### What to produce
Reproduce the listing below exactly. Pictures do not belong in the copy.

### Given entries
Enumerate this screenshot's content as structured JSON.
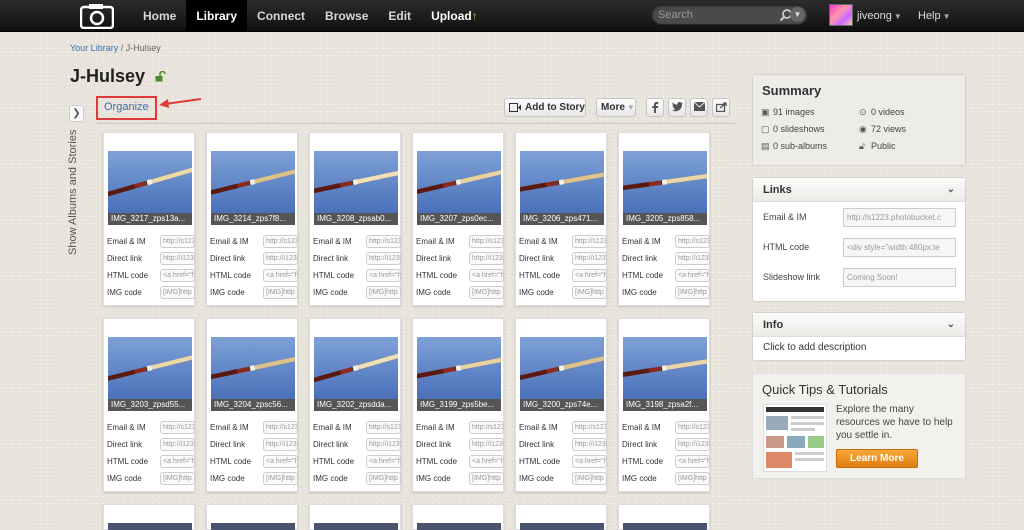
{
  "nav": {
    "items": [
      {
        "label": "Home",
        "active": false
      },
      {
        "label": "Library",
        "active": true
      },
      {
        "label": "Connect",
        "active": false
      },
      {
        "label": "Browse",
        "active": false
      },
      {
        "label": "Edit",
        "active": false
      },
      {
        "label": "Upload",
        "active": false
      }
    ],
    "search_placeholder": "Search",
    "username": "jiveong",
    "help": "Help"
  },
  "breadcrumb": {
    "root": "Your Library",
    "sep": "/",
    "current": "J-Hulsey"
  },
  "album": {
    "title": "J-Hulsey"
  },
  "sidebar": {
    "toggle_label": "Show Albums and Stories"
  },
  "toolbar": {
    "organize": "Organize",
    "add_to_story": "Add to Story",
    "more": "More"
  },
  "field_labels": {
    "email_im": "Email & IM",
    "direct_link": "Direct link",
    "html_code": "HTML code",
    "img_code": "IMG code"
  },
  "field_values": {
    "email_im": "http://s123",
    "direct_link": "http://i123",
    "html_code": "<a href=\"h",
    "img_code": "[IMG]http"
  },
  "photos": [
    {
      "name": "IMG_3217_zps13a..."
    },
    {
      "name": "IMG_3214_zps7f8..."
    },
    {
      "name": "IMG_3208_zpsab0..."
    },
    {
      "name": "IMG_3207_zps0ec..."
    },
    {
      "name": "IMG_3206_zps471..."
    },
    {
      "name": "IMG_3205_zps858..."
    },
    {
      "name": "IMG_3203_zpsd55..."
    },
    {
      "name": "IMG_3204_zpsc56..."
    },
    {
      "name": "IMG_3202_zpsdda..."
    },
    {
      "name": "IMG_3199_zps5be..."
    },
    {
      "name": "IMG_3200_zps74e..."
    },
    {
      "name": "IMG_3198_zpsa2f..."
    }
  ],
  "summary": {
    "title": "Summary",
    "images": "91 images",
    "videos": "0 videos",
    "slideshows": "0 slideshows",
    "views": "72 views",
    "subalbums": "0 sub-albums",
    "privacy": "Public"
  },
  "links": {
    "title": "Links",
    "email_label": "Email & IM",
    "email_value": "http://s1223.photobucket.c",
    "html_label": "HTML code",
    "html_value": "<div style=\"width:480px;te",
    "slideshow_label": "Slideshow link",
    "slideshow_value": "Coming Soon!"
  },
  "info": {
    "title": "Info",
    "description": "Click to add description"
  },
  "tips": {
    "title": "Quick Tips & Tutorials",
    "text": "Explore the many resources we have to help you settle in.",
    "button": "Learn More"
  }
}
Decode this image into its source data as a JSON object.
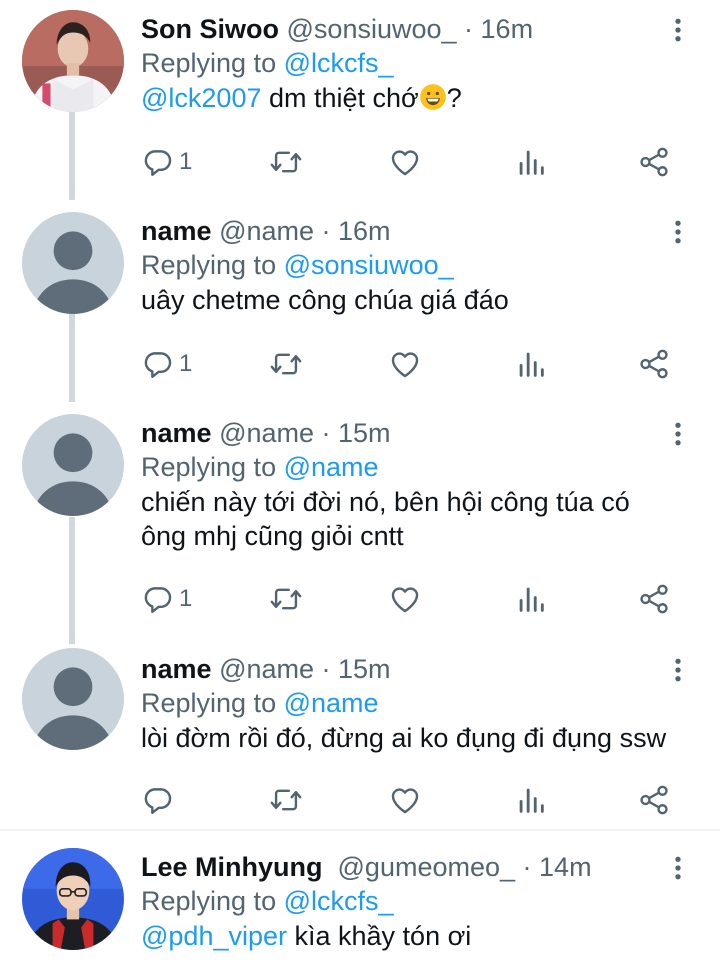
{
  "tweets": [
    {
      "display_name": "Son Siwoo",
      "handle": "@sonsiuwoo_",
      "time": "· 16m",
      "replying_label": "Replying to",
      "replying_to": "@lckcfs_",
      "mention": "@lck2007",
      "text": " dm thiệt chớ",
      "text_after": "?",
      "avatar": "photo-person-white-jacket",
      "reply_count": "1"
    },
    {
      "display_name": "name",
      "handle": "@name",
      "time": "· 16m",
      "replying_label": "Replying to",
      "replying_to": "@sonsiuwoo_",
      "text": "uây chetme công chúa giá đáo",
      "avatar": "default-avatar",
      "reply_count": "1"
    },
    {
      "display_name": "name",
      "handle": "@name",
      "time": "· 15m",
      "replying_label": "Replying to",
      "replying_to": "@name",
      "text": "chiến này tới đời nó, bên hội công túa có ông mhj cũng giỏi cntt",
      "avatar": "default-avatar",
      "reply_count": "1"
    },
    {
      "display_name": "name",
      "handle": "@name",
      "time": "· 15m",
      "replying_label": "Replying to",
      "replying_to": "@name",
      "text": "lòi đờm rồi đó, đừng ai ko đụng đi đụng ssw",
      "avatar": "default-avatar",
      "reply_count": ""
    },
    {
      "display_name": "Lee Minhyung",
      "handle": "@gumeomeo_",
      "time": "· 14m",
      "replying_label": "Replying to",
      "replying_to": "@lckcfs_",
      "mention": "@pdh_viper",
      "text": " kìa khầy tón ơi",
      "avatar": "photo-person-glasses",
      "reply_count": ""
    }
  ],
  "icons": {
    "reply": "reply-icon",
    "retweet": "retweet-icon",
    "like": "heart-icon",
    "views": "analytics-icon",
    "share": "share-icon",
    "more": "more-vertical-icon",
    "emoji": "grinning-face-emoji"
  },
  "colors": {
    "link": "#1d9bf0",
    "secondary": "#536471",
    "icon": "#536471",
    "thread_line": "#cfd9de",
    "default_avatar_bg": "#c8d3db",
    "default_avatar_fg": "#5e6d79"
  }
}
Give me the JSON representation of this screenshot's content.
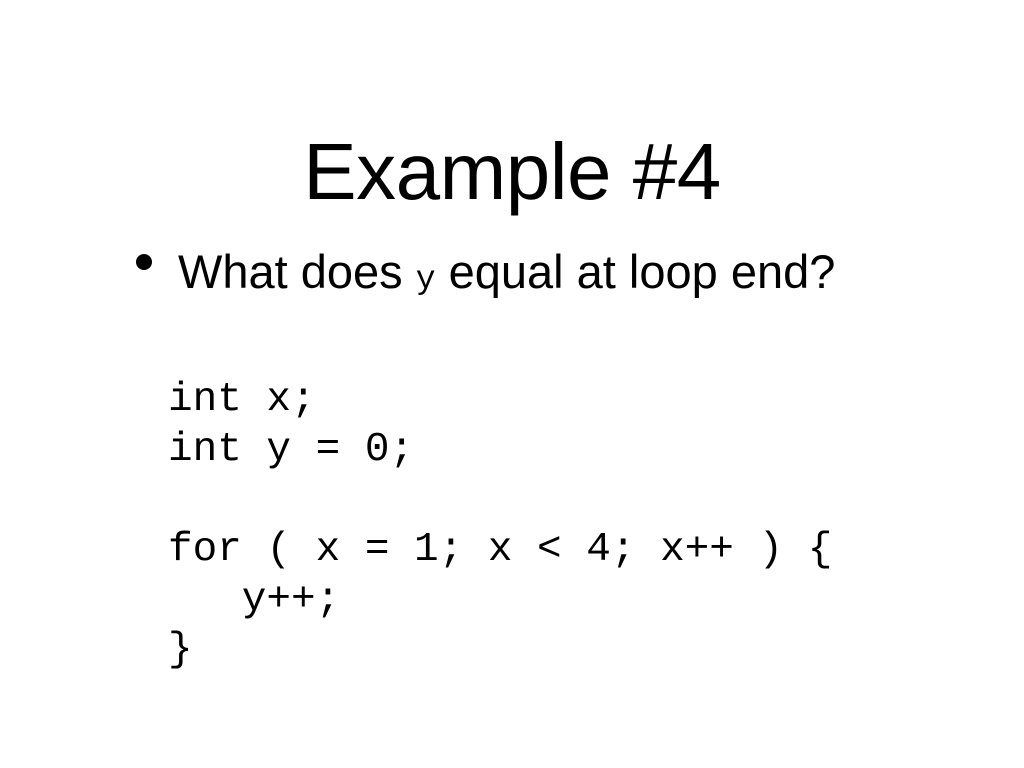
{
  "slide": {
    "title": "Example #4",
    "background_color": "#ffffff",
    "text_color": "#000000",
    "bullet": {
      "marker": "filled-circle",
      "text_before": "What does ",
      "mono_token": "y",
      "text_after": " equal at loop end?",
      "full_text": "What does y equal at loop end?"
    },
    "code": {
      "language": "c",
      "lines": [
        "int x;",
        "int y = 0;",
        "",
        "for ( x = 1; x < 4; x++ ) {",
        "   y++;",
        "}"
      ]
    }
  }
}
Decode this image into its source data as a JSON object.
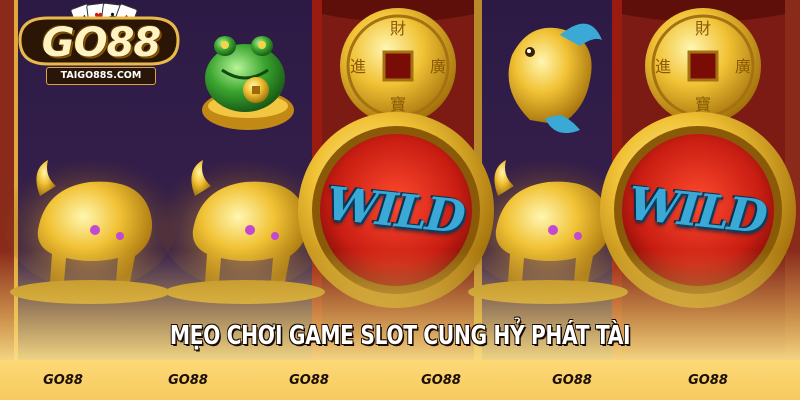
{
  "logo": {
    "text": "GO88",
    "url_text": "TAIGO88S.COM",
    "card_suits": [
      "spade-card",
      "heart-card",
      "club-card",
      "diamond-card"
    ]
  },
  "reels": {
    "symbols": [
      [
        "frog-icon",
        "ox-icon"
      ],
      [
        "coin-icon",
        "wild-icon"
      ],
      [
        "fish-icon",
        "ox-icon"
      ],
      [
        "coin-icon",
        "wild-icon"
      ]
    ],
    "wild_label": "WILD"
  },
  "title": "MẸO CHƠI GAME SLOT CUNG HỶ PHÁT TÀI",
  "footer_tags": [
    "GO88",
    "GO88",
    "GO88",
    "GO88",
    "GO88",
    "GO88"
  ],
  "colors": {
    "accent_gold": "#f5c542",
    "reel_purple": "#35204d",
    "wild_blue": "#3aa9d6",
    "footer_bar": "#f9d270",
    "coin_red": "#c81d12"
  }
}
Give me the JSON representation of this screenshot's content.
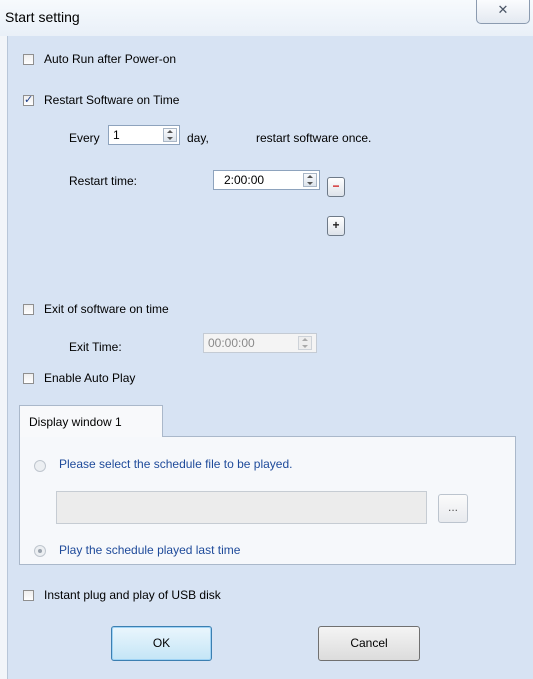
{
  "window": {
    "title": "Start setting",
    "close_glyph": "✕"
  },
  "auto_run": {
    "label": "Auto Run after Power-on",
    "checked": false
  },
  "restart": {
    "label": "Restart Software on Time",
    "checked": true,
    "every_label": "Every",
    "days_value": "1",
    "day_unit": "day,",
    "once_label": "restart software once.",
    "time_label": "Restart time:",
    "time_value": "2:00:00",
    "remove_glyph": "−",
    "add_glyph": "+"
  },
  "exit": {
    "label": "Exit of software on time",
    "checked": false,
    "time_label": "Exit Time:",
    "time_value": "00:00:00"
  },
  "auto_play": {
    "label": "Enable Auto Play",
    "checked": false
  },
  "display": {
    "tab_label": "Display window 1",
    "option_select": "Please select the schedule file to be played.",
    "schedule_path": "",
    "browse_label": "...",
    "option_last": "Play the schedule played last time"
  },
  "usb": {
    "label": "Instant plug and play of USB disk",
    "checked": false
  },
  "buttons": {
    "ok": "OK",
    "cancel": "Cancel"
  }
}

### Worked solution
Enumerate this screenshot's content as structured JSON.
{
  "nav": {
    "items": [
      {
        "label": "Home",
        "active": false
      },
      {
        "label": "Library",
        "active": true
      },
      {
        "label": "Connect",
        "active": false
      },
      {
        "label": "Browse",
        "active": false
      },
      {
        "label": "Edit",
        "active": false
      },
      {
        "label": "Upload",
        "active": false
      }
    ],
    "search_placeholder": "Search",
    "username": "jiveong",
    "help": "Help"
  },
  "breadcrumb": {
    "root": "Your Library",
    "sep": "/",
    "current": "J-Hulsey"
  },
  "album": {
    "title": "J-Hulsey"
  },
  "sidebar": {
    "toggle_label": "Show Albums and Stories"
  },
  "toolbar": {
    "organize": "Organize",
    "add_to_story": "Add to Story",
    "more": "More"
  },
  "field_labels": {
    "email_im": "Email & IM",
    "direct_link": "Direct link",
    "html_code": "HTML code",
    "img_code": "IMG code"
  },
  "field_values": {
    "email_im": "http://s123",
    "direct_link": "http://i123",
    "html_code": "<a href=\"h",
    "img_code": "[IMG]http"
  },
  "photos": [
    {
      "name": "IMG_3217_zps13a..."
    },
    {
      "name": "IMG_3214_zps7f8..."
    },
    {
      "name": "IMG_3208_zpsab0..."
    },
    {
      "name": "IMG_3207_zps0ec..."
    },
    {
      "name": "IMG_3206_zps471..."
    },
    {
      "name": "IMG_3205_zps858..."
    },
    {
      "name": "IMG_3203_zpsd55..."
    },
    {
      "name": "IMG_3204_zpsc56..."
    },
    {
      "name": "IMG_3202_zpsdda..."
    },
    {
      "name": "IMG_3199_zps5be..."
    },
    {
      "name": "IMG_3200_zps74e..."
    },
    {
      "name": "IMG_3198_zpsa2f..."
    }
  ],
  "summary": {
    "title": "Summary",
    "images": "91 images",
    "videos": "0 videos",
    "slideshows": "0 slideshows",
    "views": "72 views",
    "subalbums": "0 sub-albums",
    "privacy": "Public"
  },
  "links": {
    "title": "Links",
    "email_label": "Email & IM",
    "email_value": "http://s1223.photobucket.c",
    "html_label": "HTML code",
    "html_value": "<div style=\"width:480px;te",
    "slideshow_label": "Slideshow link",
    "slideshow_value": "Coming Soon!"
  },
  "info": {
    "title": "Info",
    "description": "Click to add description"
  },
  "tips": {
    "title": "Quick Tips & Tutorials",
    "text": "Explore the many resources we have to help you settle in.",
    "button": "Learn More"
  }
}
Decode this image into its source data as a JSON object.
{
  "tweets": [
    {
      "display_name": "Son Siwoo",
      "handle": "@sonsiuwoo_",
      "time": "· 16m",
      "replying_label": "Replying to",
      "replying_to": "@lckcfs_",
      "mention": "@lck2007",
      "text": " dm thiệt chớ",
      "text_after": "?",
      "avatar": "photo-person-white-jacket",
      "reply_count": "1"
    },
    {
      "display_name": "name",
      "handle": "@name",
      "time": "· 16m",
      "replying_label": "Replying to",
      "replying_to": "@sonsiuwoo_",
      "text": "uây chetme công chúa giá đáo",
      "avatar": "default-avatar",
      "reply_count": "1"
    },
    {
      "display_name": "name",
      "handle": "@name",
      "time": "· 15m",
      "replying_label": "Replying to",
      "replying_to": "@name",
      "text": "chiến này tới đời nó, bên hội công túa có ông mhj cũng giỏi cntt",
      "avatar": "default-avatar",
      "reply_count": "1"
    },
    {
      "display_name": "name",
      "handle": "@name",
      "time": "· 15m",
      "replying_label": "Replying to",
      "replying_to": "@name",
      "text": "lòi đờm rồi đó, đừng ai ko đụng đi đụng ssw",
      "avatar": "default-avatar",
      "reply_count": ""
    },
    {
      "display_name": "Lee Minhyung",
      "handle": "@gumeomeo_",
      "time": "· 14m",
      "replying_label": "Replying to",
      "replying_to": "@lckcfs_",
      "mention": "@pdh_viper",
      "text": " kìa khầy tón ơi",
      "avatar": "photo-person-glasses",
      "reply_count": ""
    }
  ],
  "icons": {
    "reply": "reply-icon",
    "retweet": "retweet-icon",
    "like": "heart-icon",
    "views": "analytics-icon",
    "share": "share-icon",
    "more": "more-vertical-icon",
    "emoji": "grinning-face-emoji"
  },
  "colors": {
    "link": "#1d9bf0",
    "secondary": "#536471",
    "icon": "#536471",
    "thread_line": "#cfd9de",
    "default_avatar_bg": "#c8d3db",
    "default_avatar_fg": "#5e6d79"
  }
}
Give me the JSON representation of this screenshot's content.
{
  "slide": {
    "title": "Example #4",
    "background_color": "#ffffff",
    "text_color": "#000000",
    "bullet": {
      "marker": "filled-circle",
      "text_before": "What does ",
      "mono_token": "y",
      "text_after": " equal at loop end?",
      "full_text": "What does y equal at loop end?"
    },
    "code": {
      "language": "c",
      "lines": [
        "int x;",
        "int y = 0;",
        "",
        "for ( x = 1; x < 4; x++ ) {",
        "   y++;",
        "}"
      ]
    }
  }
}
Decode this image into its source data as a JSON object.
{
  "logo": {
    "text": "GO88",
    "url_text": "TAIGO88S.COM",
    "card_suits": [
      "spade-card",
      "heart-card",
      "club-card",
      "diamond-card"
    ]
  },
  "reels": {
    "symbols": [
      [
        "frog-icon",
        "ox-icon"
      ],
      [
        "coin-icon",
        "wild-icon"
      ],
      [
        "fish-icon",
        "ox-icon"
      ],
      [
        "coin-icon",
        "wild-icon"
      ]
    ],
    "wild_label": "WILD"
  },
  "title": "MẸO CHƠI GAME SLOT CUNG HỶ PHÁT TÀI",
  "footer_tags": [
    "GO88",
    "GO88",
    "GO88",
    "GO88",
    "GO88",
    "GO88"
  ],
  "colors": {
    "accent_gold": "#f5c542",
    "reel_purple": "#35204d",
    "wild_blue": "#3aa9d6",
    "footer_bar": "#f9d270",
    "coin_red": "#c81d12"
  }
}
Give me the JSON representation of this screenshot's content.
{
  "window": {
    "title": "Start setting",
    "close_glyph": "✕"
  },
  "auto_run": {
    "label": "Auto Run after Power-on",
    "checked": false
  },
  "restart": {
    "label": "Restart Software on Time",
    "checked": true,
    "every_label": "Every",
    "days_value": "1",
    "day_unit": "day,",
    "once_label": "restart software once.",
    "time_label": "Restart time:",
    "time_value": "2:00:00",
    "remove_glyph": "−",
    "add_glyph": "+"
  },
  "exit": {
    "label": "Exit of software on time",
    "checked": false,
    "time_label": "Exit Time:",
    "time_value": "00:00:00"
  },
  "auto_play": {
    "label": "Enable Auto Play",
    "checked": false
  },
  "display": {
    "tab_label": "Display window 1",
    "option_select": "Please select the schedule file to be played.",
    "schedule_path": "",
    "browse_label": "...",
    "option_last": "Play the schedule played last time"
  },
  "usb": {
    "label": "Instant plug and play of USB disk",
    "checked": false
  },
  "buttons": {
    "ok": "OK",
    "cancel": "Cancel"
  }
}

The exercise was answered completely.